“We look forward to continuing to support the innovative faculty who participated in the first Innovators Academy as they move their ideas forward to the benefit of patients and providers,” said Dr. Fjeld.
To learn more about the Academy or other I&E training opportunities and resources, visit entrepreneurship.duke.edu.
The following faculty participated in the 2020 Department of Medicine Innovators Academy.
|Dennis Abraham, MD||Cardiology||Targeting TREK-1 as a Novel Therapy for Fibrotic Diseases|
|Anastasia Alexopoulos, MBBS||Endocrinology, Metabolism, and Nutrition||An EHR-based platform integrating NLP methods to facilitate evidence-based care and Drive better outcomes in diabetes (END Diabetes)|
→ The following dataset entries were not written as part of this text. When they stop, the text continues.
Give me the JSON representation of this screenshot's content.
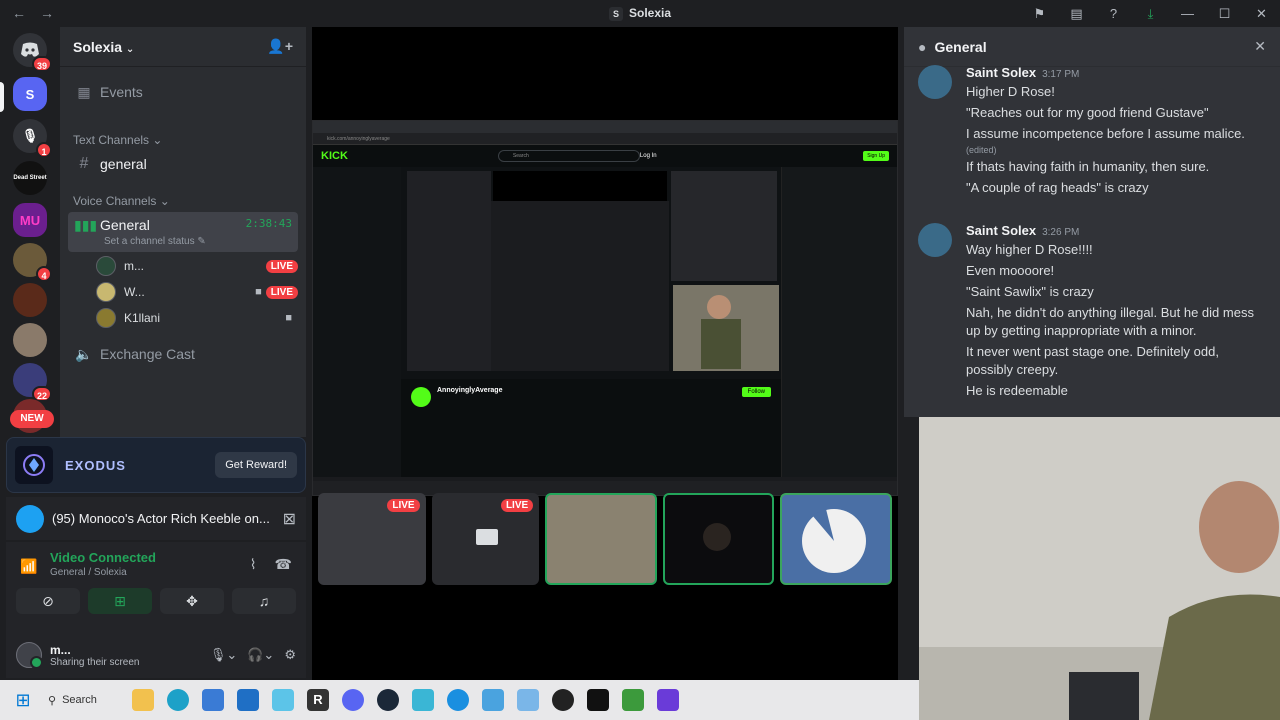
{
  "window": {
    "title": "Solexia",
    "server_initial": "S"
  },
  "guild_badges": {
    "dm": "39",
    "mic_server": "1",
    "g5": "4",
    "g7": "22",
    "new": "NEW"
  },
  "guild_initials": {
    "solexia": "S",
    "mu": "MU",
    "dead_street": "Dead Street"
  },
  "server": {
    "name": "Solexia"
  },
  "sidebar": {
    "events": "Events",
    "text_category": "Text Channels",
    "text_channel": "general",
    "voice_category": "Voice Channels",
    "voice_channel": "General",
    "voice_timer": "2:38:43",
    "voice_status": "Set a channel status",
    "voice_users": [
      {
        "name": "m...",
        "badge": "LIVE"
      },
      {
        "name": "W...",
        "badge": "LIVE"
      },
      {
        "name": "K1llani"
      }
    ],
    "exchange": "Exchange Cast"
  },
  "promo": {
    "brand": "EXODUS",
    "button": "Get Reward!"
  },
  "now_playing": {
    "text": "(95) Monoco's Actor Rich Keeble on..."
  },
  "voice_panel": {
    "status": "Video Connected",
    "location": "General / Solexia"
  },
  "user_panel": {
    "name": "m...",
    "status": "Sharing their screen"
  },
  "stream": {
    "kick_logo": "KICK",
    "search": "Search",
    "login": "Log In",
    "signup": "Sign Up",
    "streamer": "AnnoyinglyAverage",
    "follow": "Follow"
  },
  "thumbs": {
    "live1": "LIVE",
    "live2": "LIVE"
  },
  "chat": {
    "title": "General",
    "messages": [
      {
        "author": "Saint Solex",
        "time": "3:17 PM",
        "lines": [
          "Higher D Rose!",
          "\"Reaches out for my good friend Gustave\"",
          "I assume incompetence before I assume malice.",
          "If thats having faith in humanity, then sure.",
          "\"A couple of rag heads\" is crazy"
        ],
        "edited": "(edited)"
      },
      {
        "author": "Saint Solex",
        "time": "3:26 PM",
        "lines": [
          "Way higher D Rose!!!!",
          "Even moooore!",
          "\"Saint Sawlix\" is crazy",
          "Nah, he didn't do anything illegal. But he did mess up by getting inappropriate with a minor.",
          "It never went past stage one. Definitely odd, possibly creepy.",
          "He is redeemable"
        ]
      }
    ]
  },
  "taskbar": {
    "search": "Search"
  },
  "colors": {
    "accent_green": "#23a55a",
    "live_red": "#f23f43",
    "kick_green": "#53fc18",
    "blurple": "#5865f2"
  }
}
|Diego Bohorquez, PhD||Gastroenterology||Gastronauts: A scientific venue for investigators to create and communicate the future of gut-brain matters|
|Darin Dufault, MD||Gastrorenterology||Improving Access to Endoscopic Services with a Mobile Endoscopy Program|
|Alexander Grabner, MD||Nephrology||Translational Research Hub to Establish, Validate and Commercialize Novel Treatments for Cardiovascular Disease and Heart Failure Specific to Chronic Kidney Disease|
|Gentzon Hall, MD, PhD||Nephrology||Exploration of IL-15 as a Potential Podocyte-sparing Therapy for FSGS and Other Forms of Nephrotic Syndrome|
|Arif Kamal, MD||Medical Oncology||Patient- and Caregiver-facing Education and Engagement Tool to Promote Patient Requests for Palliative Care Referrals|
|Ravi Karra, MD||Cardiology||A Patient-Facing Medical Ecosystem|
|Samira Musah, PhD||Engineering and Nephrology||An Artificial Kidney Device|
|Opeyemi Olabisi, MD, PhD||Nephrology||Individualized Therapy for APOL1 Associated Kidney Disease|
|Jatin Roper, MD and Ammon Fager, MD||Gastroenterology (Roper) and Hematology (Fager)||A Company to Develop DK520 as a Therapy for Inflammatory Bowel Disease|
|Matt Rubach MD||Infectious Diseases||A Business-based, Free-enterprise Solution to Expand Access to High-quality Healthcare and Improve Health Equity in Sub-Saharan Africa|
|Kathryn Starr, PhD and Richard Lee, MD||Geriatrics (Starr) and Endocrinology, Metabolism, and Nutrition (Lee)||Improving Physical Function in Older Adults Using Live, Individualized, Small Group Resistance Training Utilizing Video Conference Technology|
|Anthony Sung, MD and Daniel Parker, MD||Hematologic Malignancies and Cellular Therapy (Sung) and Geriatrics (Parker)||Improving Allogenic Hematopoietic Stem Cell Transplantation (HCT) Outcomes with Data|
|Theresa Tarrant, MD||Rheumatology and Immunology||Cellular Conveyed Phototherapeutics to Treat Arthritis|
|Ting Yang, MD, PhD||Nephrology||Novel Anti-HPV treatment using juice extraction from Cynanchum chinense R. Br.|